Exploring the capacity of rural Pakistanis to identify the unmet educational needs and to plan educational initiatives to address those needs

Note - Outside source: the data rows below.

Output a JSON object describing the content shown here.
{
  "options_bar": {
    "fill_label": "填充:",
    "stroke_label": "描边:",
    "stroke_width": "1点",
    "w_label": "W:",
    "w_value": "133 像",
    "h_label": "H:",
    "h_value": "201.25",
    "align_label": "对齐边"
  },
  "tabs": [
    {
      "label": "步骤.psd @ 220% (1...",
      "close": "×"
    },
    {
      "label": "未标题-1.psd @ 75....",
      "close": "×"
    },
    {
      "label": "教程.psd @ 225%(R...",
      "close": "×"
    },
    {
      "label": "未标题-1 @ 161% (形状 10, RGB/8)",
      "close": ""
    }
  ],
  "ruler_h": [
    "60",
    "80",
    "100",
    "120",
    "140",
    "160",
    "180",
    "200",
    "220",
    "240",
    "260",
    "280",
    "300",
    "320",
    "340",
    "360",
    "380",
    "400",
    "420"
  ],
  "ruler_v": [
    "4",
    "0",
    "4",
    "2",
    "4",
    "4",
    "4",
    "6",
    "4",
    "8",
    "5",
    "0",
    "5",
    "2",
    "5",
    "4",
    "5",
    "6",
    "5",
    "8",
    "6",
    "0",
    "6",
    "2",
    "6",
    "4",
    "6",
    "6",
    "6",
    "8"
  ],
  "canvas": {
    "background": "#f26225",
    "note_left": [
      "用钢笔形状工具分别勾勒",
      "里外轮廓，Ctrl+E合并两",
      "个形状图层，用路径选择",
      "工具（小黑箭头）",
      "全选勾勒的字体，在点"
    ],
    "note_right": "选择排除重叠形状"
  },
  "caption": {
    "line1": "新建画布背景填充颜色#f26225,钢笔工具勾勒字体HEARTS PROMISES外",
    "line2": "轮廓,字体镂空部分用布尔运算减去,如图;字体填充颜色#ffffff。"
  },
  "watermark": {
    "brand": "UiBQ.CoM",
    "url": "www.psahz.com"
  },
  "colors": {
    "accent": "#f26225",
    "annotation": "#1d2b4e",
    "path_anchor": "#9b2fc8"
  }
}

Pakistan has failed to provide education to the majority of its children. Educational reforms undertaken by the government and other organizations (both domestic and international) have failed to raise literacy in Pakistan, especially in rural areas. Learning in rural communities takes place for basic survival only. As a result, illiterate children are unintentionally suffering, and as they grow up to be adults, they are unable to participate actively as citizens. Even though all of Pakistan is in desperate need of educational reform, the focus of this research was on the educational needs of people living in rural areas. Furthermore, the intent of this research was to approach educational improvement in the community-based, problem-solving manner articulated and utilized by Wheatley, Frieze, and members of the Berkana Institute. An instrumental case study approach was used to answer the following questions: What do the children and adults in rural Pakistan perceive as their unmet educational needs? What educational developments (initiatives) can emerge from the grass-root efforts of rural Pakistani citizens? The results of this research demonstrate that rural Pakistanis have a desire to become educated, a sense of responsibility for educating themselves and others, and a capacity for local change. Participants identified local learning needs and proposed a number of local solutions. The multi-layered issues in education can be mediated by focusing on technical and practical education, not just for children but also adults.